■ **WHAT THE TASK ASKS**
Reproduce only the lines that begin at the line with "What's the underlying" and run to the end of the entries; omit every picture.

■ **DATA**
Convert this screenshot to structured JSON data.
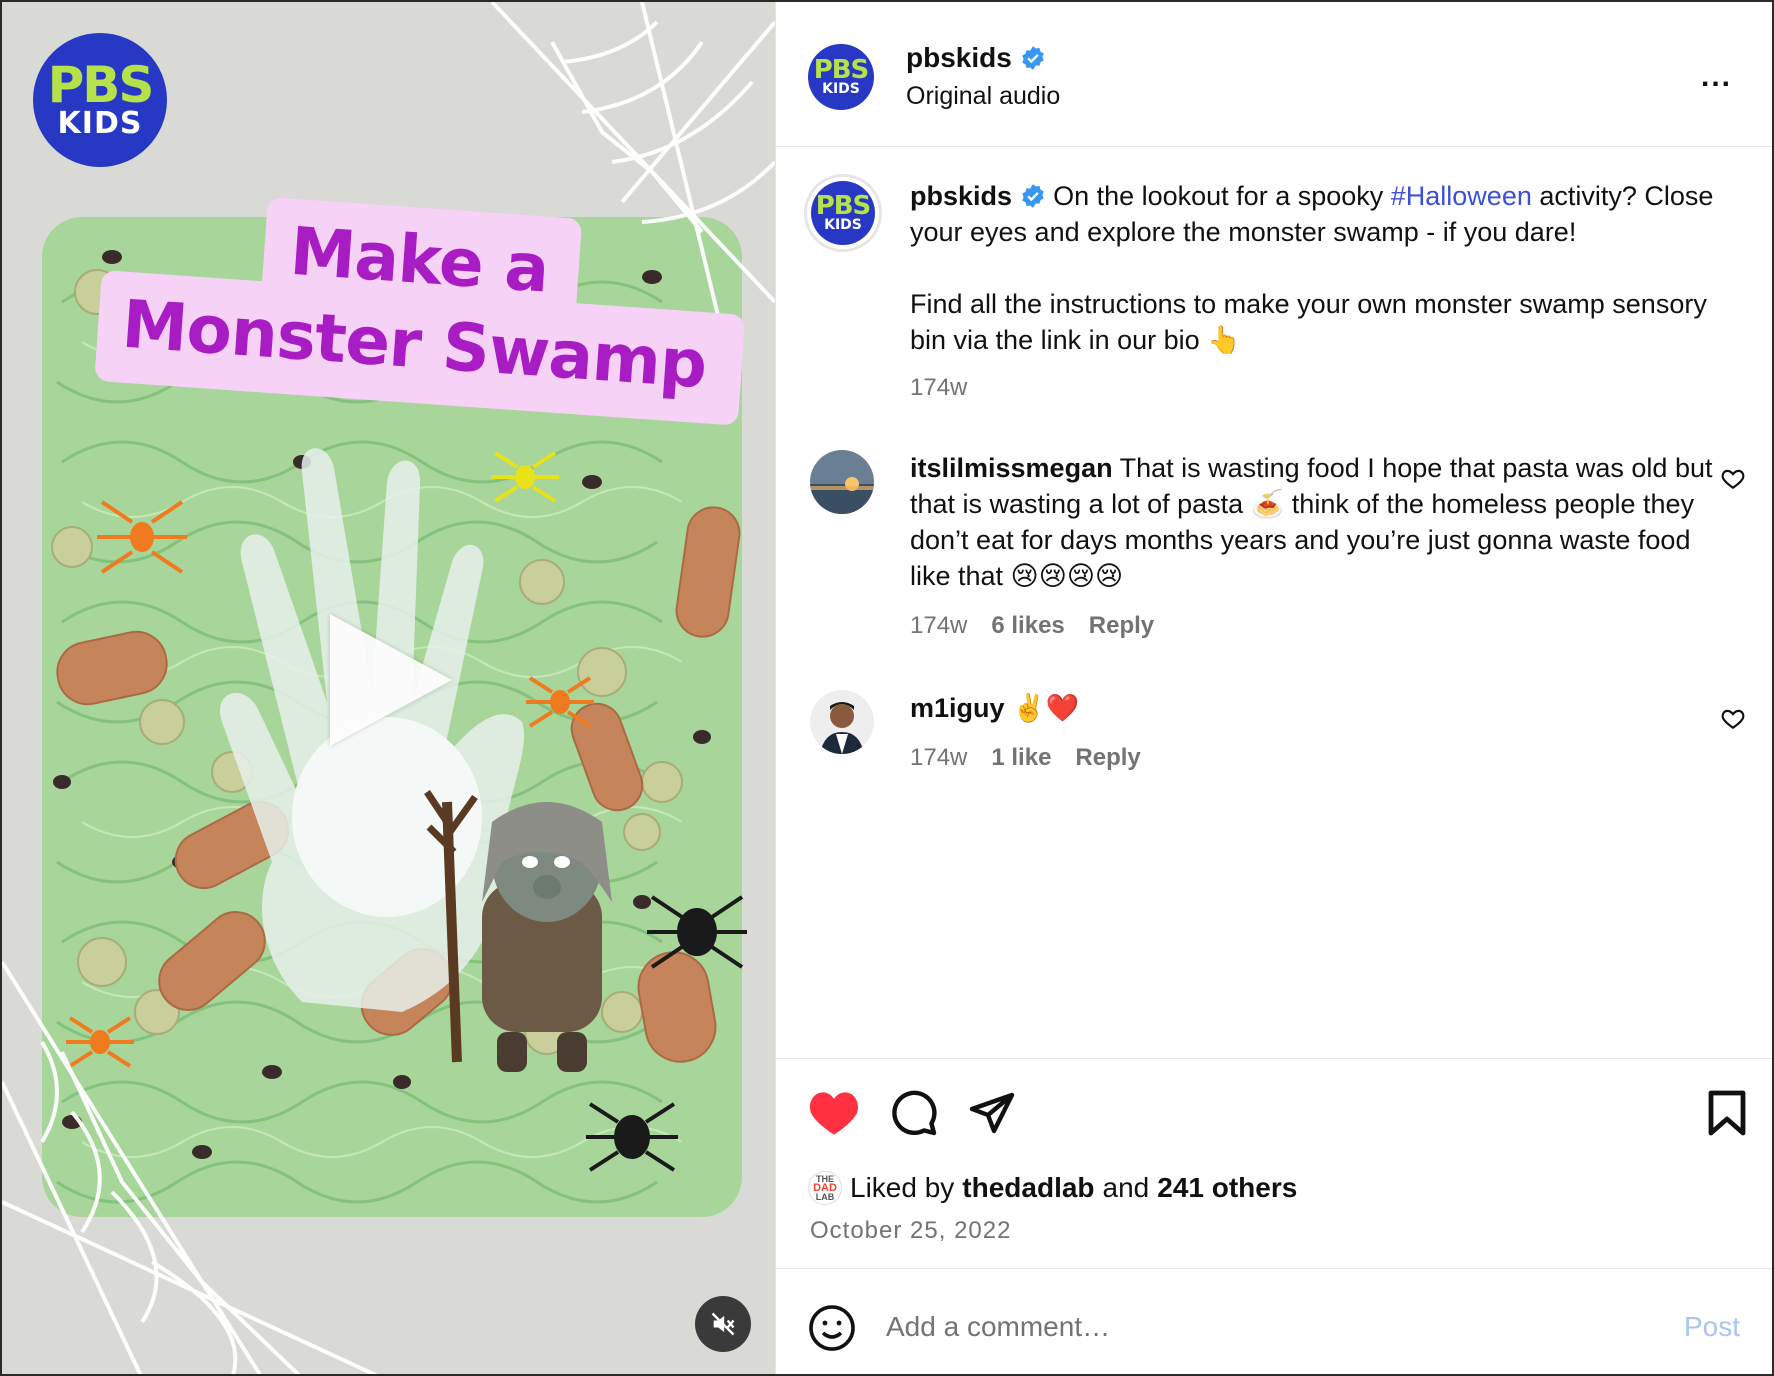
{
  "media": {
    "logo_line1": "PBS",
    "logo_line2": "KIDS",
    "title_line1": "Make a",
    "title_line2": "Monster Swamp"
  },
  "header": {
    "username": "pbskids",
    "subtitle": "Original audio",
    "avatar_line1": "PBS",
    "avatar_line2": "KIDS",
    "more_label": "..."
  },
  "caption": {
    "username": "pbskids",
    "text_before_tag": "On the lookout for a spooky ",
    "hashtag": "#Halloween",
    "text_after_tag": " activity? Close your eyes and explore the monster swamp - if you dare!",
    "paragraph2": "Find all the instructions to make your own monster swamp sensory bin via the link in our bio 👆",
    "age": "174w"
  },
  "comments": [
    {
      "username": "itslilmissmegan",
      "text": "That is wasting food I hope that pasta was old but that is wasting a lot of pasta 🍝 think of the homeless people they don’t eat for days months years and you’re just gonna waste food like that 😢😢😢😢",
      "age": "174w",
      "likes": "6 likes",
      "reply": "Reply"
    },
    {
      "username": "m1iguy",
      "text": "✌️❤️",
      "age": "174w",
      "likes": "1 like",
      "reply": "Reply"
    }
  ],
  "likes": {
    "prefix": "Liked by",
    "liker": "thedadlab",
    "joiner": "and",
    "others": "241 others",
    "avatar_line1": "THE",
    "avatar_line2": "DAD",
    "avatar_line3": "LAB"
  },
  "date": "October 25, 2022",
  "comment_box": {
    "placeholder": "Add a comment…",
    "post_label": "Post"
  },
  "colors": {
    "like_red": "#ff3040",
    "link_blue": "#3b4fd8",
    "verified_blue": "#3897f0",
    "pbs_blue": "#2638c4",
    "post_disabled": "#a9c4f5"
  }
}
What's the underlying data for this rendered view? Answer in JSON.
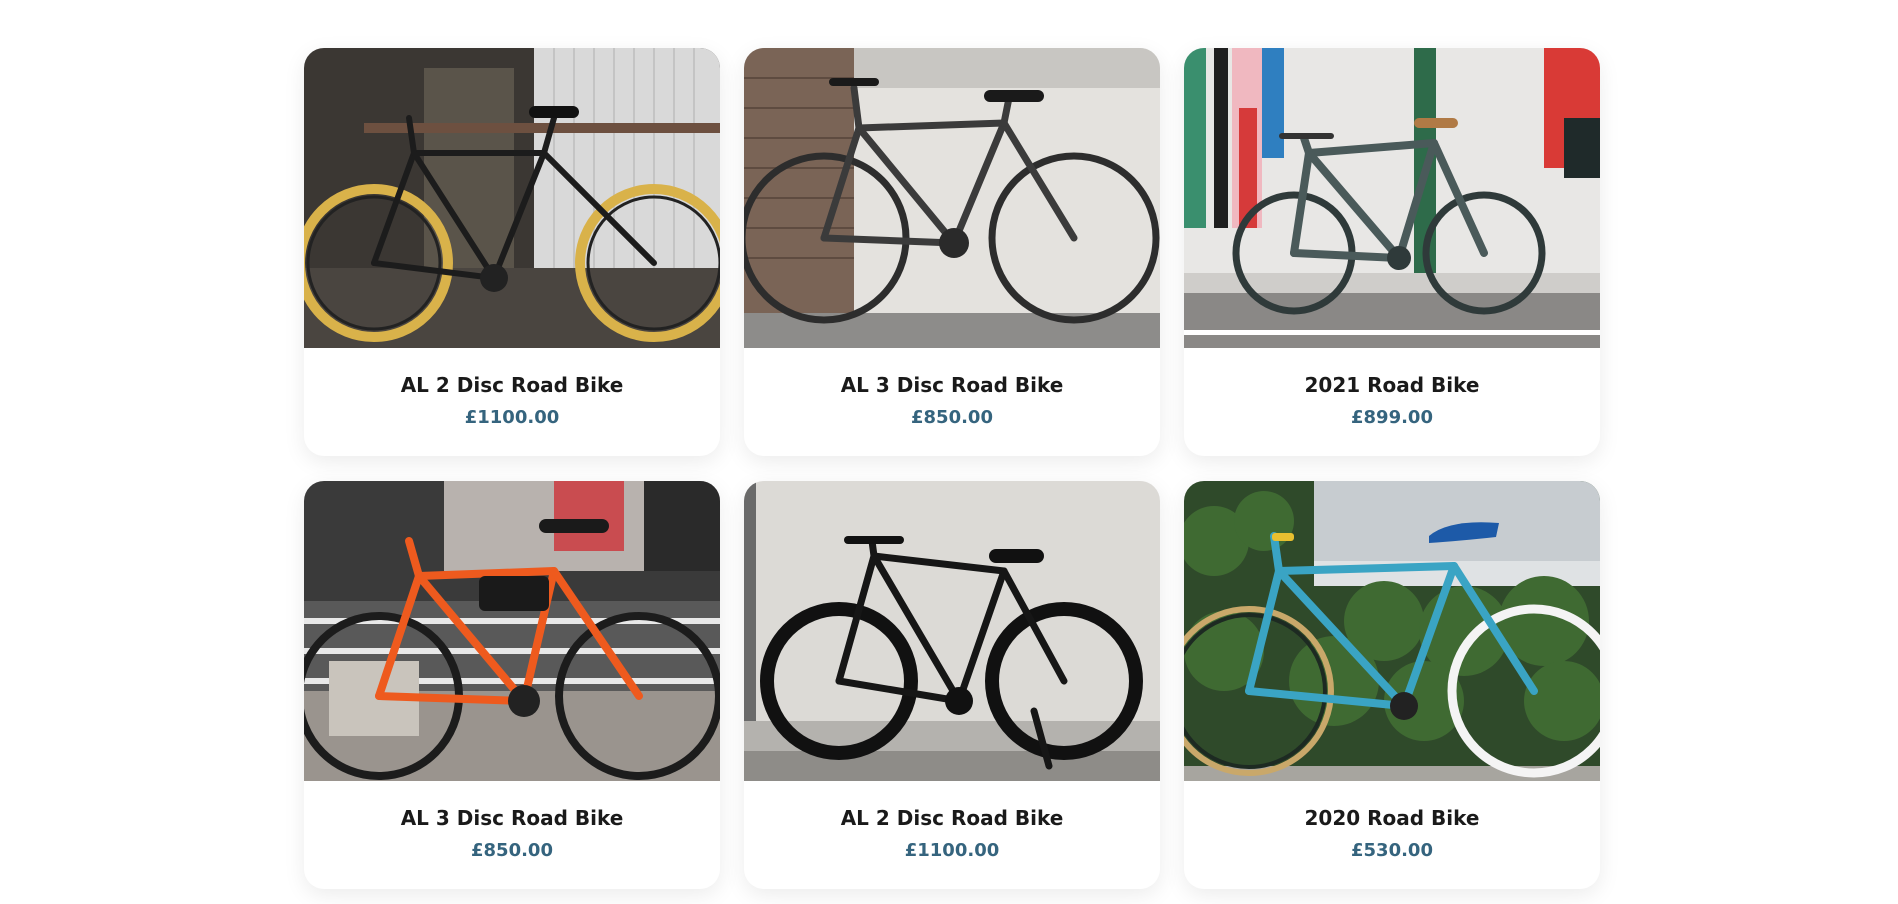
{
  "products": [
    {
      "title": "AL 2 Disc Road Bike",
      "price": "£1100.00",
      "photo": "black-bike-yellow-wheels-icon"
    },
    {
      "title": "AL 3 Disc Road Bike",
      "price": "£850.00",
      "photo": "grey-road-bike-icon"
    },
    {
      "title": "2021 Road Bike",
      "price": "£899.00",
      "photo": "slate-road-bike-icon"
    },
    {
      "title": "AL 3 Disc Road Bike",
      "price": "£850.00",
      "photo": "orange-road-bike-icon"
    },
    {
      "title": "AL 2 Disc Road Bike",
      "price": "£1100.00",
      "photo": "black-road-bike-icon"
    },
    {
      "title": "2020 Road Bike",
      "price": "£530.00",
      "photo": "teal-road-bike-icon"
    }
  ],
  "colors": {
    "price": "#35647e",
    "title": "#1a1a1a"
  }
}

■ **PROBLEM SOLUTION**
What's the underlying data for this rendered view? Answer in JSON.
{
  "products": [
    {
      "title": "AL 2 Disc Road Bike",
      "price": "£1100.00",
      "photo": "black-bike-yellow-wheels-icon"
    },
    {
      "title": "AL 3 Disc Road Bike",
      "price": "£850.00",
      "photo": "grey-road-bike-icon"
    },
    {
      "title": "2021 Road Bike",
      "price": "£899.00",
      "photo": "slate-road-bike-icon"
    },
    {
      "title": "AL 3 Disc Road Bike",
      "price": "£850.00",
      "photo": "orange-road-bike-icon"
    },
    {
      "title": "AL 2 Disc Road Bike",
      "price": "£1100.00",
      "photo": "black-road-bike-icon"
    },
    {
      "title": "2020 Road Bike",
      "price": "£530.00",
      "photo": "teal-road-bike-icon"
    }
  ],
  "colors": {
    "price": "#35647e",
    "title": "#1a1a1a"
  }
}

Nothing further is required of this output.